A young man visits a famous sculptor to collect facts for a magazine article about the weird carousel that has been in his family for generations. He soon becomes infatuated with the artist’s beautiful but mysterious daughter. ls she really an invalid, or has she been confined to their windmill home for more sinister reasons?
Unusual and stylish multi-national horror tale that boasts rich colour photography and bags of atmosphere. The film opens with leading man Pierre Brice arriving beside a desolate canal in his search for the home of reclusive sculptor Professor Wahl (Herbert A E Böhme). He asks a local fisherman for directions but instead of getting the usual pop-eyed ‘Castle Dracula’ treatment, he learns the unusual nickname of the place which provides the title of the film.
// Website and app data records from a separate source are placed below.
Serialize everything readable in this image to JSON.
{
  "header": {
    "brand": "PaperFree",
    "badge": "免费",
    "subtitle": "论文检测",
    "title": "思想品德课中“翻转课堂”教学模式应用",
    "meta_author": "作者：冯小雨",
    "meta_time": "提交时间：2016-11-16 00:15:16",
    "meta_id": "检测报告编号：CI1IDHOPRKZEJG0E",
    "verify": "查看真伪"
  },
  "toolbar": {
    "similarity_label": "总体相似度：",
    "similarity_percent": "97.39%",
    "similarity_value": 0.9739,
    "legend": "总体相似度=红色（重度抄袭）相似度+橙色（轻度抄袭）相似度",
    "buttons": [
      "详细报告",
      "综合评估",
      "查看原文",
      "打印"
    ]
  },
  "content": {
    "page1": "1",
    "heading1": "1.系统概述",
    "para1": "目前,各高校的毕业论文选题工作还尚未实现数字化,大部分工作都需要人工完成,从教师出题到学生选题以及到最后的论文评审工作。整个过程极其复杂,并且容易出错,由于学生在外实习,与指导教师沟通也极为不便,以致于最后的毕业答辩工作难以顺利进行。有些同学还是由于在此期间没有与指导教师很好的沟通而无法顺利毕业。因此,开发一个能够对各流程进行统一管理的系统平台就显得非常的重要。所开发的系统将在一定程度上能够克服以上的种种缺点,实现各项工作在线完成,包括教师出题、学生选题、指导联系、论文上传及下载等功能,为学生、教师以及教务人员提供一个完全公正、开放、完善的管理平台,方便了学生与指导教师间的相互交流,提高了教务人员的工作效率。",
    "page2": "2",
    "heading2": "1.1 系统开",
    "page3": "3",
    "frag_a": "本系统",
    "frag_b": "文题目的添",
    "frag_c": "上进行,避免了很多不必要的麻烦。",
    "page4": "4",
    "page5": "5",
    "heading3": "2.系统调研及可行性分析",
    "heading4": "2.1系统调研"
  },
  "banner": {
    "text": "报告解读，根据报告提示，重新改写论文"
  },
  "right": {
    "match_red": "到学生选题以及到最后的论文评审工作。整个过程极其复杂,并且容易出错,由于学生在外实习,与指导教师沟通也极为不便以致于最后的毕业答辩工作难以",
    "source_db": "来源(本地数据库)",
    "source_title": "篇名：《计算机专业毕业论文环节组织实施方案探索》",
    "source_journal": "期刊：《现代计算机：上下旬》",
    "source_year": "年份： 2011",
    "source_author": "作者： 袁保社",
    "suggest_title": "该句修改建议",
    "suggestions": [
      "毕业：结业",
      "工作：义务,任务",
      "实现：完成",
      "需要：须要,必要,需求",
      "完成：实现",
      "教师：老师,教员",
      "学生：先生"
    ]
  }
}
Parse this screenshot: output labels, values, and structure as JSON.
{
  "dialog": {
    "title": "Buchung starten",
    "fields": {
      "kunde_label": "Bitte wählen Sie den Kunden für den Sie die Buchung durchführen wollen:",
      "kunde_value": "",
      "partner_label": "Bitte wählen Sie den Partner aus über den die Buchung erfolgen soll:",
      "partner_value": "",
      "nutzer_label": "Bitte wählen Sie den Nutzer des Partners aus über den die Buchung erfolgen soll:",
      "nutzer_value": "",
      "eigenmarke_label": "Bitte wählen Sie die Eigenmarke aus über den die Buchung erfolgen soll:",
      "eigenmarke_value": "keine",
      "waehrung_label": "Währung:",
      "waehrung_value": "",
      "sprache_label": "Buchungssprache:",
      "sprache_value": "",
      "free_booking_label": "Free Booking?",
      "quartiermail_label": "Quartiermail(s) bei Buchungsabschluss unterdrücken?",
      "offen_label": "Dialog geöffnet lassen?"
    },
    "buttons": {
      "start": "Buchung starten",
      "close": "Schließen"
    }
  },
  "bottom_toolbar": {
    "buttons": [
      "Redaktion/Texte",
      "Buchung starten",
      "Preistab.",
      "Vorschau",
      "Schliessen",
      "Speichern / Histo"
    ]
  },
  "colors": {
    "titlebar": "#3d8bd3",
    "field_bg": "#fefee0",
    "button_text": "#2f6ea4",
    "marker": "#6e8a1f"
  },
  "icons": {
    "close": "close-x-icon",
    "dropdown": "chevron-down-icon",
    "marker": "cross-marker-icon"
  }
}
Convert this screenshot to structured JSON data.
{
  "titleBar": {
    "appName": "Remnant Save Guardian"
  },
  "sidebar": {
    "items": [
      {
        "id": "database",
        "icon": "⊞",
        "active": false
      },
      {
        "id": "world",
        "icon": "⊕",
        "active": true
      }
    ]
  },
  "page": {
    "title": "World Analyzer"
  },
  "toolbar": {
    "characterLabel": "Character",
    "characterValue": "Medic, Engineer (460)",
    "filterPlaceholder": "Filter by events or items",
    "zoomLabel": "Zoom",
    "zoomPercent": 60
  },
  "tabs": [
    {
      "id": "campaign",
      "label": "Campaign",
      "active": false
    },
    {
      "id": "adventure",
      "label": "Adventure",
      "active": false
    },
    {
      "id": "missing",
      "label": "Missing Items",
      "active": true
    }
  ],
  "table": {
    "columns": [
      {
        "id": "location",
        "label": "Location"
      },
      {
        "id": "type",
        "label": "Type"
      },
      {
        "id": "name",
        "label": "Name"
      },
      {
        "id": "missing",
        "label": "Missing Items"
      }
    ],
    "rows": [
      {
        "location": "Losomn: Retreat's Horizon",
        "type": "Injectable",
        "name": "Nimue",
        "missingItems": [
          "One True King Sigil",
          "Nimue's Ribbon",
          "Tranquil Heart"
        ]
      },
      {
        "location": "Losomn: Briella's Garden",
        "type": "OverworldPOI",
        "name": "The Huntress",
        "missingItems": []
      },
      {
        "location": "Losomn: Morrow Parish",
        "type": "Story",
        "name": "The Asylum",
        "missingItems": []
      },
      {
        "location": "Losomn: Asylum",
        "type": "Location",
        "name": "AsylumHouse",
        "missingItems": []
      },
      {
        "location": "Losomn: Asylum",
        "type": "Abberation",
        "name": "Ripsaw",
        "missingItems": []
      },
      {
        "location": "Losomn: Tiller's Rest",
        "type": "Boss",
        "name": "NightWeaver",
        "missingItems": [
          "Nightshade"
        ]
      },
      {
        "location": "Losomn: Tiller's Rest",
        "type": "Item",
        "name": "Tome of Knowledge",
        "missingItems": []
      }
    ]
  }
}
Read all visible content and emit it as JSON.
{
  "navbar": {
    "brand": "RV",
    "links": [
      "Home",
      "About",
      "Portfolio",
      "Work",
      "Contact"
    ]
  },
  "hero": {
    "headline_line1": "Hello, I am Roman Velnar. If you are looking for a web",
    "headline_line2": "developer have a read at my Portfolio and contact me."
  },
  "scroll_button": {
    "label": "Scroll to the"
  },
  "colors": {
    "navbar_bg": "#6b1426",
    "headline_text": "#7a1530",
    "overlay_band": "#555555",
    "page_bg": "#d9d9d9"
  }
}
Once at the mill, Brice wanders the strangely large interiors, catching glimpses of the gorgeous Scilla Gabel. He also sees the carousel in action, whose life-like figures are modelled on famous female killers from history, and their victims.
The film is a little slow, but this allows the mystery to develop, and the director to create an increasing sense of unease and disorientation. Normality is supplied by Brice’s friends who are students of Böhme at the local college, but Brice is inevitably sucked back to the mill and into the arms of the alluring Gabel. Things come to a head one night when Brice shows his true colours, and we realise that perhaps this straight-laced young man is not the conventional hero we were expecting him to be. What follows shortly afterward is a tour de force of delirious confusion, which seems to be part reality-part hallucination. It’s an excellent sequence and the highlight of the film.
Perhaps inevitably, the third act resolution is a disappointment, with standard genre conventions established and strictly observed. The climax is contrived and rather obvious; naked flames in a laboratory being a bit of a giveaway. And it’s in these last scenes where the film falters, and what could have been a gothic classic turns into something that is just rather good. It’s possible that a more daring ending was originally envisioned; after all, four separate writers worked on the screenplay.
Sadly, director Giorgi Ferroni never returned to the genre, although there are rumours that he walked away from this, and it was finished by Mario Bava. The maestro certainly had a track record of finishing films others had started in the early stages of his career, but there seems to be no definite evidence that it happened here.
This was truly an international production. Ferroni and the majority of the crew were Italian, as were a number of the cast. The dialogue was in French, which was Brice’s mother tongue, and a couple of the other actors were German. Brice later found European fame as Native American Winnetou in a series of films from Germany, and Gabbel had a featured role in wacko spy spoof ‘Modesty Blaise’ (1966).
The print that I saw was the European dub (as opposed to the U.S. one which is supposed to be pretty tragic) and, although the English soundtrack is not perfect, it still does not divert from the quality on display. Although it falls a little short at the finish, it’s still a film I would strongly recommend.